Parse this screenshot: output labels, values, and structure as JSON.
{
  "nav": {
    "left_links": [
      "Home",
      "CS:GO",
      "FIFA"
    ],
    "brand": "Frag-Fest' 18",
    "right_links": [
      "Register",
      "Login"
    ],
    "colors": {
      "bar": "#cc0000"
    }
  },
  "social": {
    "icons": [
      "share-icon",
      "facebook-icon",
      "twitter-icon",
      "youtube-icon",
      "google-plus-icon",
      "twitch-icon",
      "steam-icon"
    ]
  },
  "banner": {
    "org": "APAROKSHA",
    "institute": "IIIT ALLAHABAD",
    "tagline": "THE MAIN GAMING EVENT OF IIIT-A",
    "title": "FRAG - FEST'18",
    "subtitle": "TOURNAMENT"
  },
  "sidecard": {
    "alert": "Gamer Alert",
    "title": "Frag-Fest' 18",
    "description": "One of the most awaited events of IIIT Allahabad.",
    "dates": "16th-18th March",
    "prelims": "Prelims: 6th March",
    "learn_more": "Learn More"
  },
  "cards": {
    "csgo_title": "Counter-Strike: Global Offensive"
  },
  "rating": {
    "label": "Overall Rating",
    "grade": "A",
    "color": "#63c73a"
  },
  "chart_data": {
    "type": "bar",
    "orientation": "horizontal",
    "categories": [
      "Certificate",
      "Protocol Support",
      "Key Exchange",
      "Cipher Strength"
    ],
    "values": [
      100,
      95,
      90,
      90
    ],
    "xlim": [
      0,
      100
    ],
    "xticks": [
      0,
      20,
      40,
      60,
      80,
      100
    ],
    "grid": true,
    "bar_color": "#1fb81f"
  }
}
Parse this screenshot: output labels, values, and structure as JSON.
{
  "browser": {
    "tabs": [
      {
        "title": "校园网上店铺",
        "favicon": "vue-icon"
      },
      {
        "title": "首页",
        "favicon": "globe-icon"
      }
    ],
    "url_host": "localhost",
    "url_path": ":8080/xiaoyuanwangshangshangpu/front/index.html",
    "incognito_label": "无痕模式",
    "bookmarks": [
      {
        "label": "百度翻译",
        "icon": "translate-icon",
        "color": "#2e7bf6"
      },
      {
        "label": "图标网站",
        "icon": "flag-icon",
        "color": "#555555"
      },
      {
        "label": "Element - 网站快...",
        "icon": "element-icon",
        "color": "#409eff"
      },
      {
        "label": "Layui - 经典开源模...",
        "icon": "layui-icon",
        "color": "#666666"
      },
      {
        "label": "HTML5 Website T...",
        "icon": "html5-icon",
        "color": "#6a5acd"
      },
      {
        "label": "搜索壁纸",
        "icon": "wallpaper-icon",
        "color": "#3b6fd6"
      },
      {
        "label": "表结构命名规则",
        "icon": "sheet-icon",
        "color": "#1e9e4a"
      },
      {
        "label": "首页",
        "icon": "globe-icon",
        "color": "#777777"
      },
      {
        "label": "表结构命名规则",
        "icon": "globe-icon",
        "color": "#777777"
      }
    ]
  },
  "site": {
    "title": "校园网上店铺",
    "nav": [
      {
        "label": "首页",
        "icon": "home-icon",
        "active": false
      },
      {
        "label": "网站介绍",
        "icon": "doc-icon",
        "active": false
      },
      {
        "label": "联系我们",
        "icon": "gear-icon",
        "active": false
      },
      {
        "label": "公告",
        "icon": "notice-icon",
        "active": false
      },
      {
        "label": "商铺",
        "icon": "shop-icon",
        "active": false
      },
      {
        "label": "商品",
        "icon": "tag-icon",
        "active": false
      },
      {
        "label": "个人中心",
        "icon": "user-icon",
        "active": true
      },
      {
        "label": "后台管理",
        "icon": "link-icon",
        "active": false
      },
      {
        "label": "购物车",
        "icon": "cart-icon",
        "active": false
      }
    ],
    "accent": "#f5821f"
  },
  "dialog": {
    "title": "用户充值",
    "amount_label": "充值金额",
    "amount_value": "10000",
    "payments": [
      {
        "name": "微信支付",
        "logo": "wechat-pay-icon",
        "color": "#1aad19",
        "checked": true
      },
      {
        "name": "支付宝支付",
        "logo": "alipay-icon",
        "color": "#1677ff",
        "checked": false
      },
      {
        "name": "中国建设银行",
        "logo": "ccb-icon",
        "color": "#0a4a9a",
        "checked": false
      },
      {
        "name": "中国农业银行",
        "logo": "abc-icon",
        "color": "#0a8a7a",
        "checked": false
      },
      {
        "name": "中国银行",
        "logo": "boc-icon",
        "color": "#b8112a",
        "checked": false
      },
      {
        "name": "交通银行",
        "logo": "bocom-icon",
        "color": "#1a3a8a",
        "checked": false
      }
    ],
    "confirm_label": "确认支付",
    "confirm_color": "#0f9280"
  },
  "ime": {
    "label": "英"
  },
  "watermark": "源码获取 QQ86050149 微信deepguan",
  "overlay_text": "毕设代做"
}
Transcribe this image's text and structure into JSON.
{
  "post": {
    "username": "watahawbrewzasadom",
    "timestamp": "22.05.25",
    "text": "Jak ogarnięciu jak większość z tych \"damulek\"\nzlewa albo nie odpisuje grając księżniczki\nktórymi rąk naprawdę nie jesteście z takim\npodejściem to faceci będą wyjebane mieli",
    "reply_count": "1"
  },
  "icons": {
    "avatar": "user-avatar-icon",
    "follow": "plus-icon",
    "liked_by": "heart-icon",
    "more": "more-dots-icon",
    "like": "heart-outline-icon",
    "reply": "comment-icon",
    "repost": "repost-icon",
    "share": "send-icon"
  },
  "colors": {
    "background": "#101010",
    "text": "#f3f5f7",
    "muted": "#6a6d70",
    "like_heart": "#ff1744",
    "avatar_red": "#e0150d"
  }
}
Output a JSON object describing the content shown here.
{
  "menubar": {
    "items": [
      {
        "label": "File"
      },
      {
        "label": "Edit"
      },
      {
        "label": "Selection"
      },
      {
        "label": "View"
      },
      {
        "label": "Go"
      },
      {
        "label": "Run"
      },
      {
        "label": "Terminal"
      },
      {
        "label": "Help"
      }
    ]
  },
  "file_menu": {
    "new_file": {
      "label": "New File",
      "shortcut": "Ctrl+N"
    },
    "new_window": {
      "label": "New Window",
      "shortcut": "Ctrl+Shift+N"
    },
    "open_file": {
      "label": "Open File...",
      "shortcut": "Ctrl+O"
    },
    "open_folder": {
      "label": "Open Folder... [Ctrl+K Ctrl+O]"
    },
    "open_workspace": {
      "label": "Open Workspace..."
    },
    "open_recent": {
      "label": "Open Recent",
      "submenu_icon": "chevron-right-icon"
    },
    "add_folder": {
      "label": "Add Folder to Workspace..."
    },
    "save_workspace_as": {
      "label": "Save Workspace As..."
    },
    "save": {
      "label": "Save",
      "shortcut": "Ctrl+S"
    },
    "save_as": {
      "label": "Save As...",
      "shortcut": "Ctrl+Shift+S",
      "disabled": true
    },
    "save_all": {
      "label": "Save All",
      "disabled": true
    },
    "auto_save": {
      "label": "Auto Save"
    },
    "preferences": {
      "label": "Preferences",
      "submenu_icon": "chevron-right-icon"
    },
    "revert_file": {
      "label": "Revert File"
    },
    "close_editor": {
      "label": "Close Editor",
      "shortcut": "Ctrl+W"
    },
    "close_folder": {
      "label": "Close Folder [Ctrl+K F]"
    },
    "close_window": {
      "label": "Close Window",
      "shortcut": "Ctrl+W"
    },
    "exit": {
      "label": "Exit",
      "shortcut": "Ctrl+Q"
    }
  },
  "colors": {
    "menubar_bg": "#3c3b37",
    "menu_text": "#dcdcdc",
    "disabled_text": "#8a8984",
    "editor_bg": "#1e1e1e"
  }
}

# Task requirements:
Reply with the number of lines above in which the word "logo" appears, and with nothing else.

# Answer space:
6